State the number of lines in the records beneath that hold the word "system", and add nothing.

*** Opening of INFORMATION SHOWN ***

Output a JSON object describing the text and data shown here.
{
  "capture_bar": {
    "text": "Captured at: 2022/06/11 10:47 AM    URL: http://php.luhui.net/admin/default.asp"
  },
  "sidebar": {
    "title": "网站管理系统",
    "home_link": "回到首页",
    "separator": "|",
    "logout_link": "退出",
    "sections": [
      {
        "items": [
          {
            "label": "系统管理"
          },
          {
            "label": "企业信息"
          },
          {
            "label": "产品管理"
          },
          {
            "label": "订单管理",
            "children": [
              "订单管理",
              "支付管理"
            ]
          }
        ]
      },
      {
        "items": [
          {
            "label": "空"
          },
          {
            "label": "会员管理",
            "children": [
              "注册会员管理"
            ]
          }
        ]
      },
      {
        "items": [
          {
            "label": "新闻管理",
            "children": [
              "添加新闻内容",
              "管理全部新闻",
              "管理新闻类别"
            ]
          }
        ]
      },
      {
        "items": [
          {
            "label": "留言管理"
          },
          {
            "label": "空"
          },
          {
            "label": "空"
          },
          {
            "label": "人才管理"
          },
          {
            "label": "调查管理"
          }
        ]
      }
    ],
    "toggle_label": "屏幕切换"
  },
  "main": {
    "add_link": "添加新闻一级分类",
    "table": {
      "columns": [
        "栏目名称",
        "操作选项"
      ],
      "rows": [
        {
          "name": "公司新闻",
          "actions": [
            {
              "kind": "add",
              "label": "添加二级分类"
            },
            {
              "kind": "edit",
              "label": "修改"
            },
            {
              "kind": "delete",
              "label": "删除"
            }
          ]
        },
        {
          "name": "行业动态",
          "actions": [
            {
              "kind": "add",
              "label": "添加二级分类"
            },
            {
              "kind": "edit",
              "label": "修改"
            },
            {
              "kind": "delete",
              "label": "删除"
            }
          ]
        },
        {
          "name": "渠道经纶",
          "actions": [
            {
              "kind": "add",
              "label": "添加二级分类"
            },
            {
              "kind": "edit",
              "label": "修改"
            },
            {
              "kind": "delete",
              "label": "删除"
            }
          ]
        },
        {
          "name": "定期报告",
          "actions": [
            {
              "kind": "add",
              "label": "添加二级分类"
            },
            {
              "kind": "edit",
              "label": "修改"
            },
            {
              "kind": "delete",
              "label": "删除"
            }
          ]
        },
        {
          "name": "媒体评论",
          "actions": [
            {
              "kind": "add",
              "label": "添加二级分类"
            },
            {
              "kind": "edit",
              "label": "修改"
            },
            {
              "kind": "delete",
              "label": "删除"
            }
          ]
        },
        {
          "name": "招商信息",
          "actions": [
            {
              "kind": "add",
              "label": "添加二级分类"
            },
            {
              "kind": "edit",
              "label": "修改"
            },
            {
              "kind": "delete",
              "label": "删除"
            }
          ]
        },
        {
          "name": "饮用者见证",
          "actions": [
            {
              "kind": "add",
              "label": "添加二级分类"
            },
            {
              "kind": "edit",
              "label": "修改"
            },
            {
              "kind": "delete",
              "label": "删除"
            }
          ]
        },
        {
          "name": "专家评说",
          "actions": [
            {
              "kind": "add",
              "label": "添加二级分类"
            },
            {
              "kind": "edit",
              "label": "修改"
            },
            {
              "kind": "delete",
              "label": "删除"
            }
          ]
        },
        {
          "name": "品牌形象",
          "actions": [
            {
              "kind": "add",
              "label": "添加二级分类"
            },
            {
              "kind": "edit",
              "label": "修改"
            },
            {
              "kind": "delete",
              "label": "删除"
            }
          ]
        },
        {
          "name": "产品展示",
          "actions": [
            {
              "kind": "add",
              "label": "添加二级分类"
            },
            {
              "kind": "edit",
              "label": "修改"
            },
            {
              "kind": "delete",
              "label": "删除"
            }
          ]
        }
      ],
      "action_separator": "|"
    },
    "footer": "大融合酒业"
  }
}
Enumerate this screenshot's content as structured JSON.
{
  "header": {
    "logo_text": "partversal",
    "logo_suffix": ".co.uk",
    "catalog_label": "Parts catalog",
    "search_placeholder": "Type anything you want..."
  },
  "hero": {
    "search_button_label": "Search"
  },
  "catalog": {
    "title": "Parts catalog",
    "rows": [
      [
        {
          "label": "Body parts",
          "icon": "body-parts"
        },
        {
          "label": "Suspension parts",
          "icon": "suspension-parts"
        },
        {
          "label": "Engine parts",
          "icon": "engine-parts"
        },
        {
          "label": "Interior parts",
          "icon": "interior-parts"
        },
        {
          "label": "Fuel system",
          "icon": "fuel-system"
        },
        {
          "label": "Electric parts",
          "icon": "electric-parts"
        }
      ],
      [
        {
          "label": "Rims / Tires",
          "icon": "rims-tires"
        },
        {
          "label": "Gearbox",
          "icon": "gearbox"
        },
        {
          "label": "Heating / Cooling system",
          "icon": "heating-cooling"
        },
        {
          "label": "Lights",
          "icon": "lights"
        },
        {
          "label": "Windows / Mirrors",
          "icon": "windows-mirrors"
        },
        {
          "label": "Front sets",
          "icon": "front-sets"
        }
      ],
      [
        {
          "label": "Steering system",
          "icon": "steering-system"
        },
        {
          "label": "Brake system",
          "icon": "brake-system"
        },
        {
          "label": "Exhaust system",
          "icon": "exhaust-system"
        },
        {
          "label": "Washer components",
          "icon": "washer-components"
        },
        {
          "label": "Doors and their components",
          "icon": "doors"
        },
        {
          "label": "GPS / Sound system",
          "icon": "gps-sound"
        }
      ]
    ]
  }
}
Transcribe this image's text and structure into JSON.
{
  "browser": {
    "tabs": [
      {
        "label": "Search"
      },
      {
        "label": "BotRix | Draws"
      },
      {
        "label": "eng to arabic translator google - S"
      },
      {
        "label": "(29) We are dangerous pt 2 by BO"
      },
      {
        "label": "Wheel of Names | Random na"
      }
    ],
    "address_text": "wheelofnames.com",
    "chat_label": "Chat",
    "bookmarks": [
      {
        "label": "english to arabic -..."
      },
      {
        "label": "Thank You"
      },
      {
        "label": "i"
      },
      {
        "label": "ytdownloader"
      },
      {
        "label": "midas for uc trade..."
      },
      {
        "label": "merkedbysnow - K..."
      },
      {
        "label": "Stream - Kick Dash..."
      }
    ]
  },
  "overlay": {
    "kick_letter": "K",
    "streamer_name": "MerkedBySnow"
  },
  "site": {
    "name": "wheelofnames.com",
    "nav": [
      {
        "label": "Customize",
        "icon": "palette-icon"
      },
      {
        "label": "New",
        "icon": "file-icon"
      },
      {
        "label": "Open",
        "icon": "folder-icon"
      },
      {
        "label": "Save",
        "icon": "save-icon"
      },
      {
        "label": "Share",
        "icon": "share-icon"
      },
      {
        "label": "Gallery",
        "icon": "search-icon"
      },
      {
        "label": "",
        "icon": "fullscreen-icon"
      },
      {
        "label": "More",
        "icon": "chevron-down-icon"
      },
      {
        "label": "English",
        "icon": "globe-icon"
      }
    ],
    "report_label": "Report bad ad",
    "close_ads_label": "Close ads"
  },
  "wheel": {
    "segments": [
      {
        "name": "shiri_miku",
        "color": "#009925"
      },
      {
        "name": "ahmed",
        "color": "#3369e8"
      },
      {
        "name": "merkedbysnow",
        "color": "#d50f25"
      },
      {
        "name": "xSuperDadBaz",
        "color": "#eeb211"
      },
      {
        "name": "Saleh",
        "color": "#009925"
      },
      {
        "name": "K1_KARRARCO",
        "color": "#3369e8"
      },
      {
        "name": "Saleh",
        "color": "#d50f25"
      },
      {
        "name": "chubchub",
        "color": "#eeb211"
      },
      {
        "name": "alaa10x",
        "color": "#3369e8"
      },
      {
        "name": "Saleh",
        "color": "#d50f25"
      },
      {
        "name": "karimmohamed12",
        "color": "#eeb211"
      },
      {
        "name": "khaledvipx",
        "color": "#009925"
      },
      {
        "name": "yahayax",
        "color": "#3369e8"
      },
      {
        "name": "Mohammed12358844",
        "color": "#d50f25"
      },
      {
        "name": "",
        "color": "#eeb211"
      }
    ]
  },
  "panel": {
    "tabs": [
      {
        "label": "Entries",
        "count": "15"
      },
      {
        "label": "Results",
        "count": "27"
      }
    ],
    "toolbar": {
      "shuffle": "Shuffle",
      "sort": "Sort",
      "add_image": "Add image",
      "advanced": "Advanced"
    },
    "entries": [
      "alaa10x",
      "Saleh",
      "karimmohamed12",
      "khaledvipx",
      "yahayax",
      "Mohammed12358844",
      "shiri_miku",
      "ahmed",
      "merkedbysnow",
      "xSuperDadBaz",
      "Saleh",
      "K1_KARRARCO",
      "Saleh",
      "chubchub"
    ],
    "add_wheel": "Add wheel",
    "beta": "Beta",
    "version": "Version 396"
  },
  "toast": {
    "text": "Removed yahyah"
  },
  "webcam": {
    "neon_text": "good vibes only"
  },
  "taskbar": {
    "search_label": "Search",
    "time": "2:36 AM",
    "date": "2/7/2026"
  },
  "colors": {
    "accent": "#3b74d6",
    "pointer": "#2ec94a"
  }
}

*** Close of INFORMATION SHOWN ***

ANSWER TO THE EXERCISE
10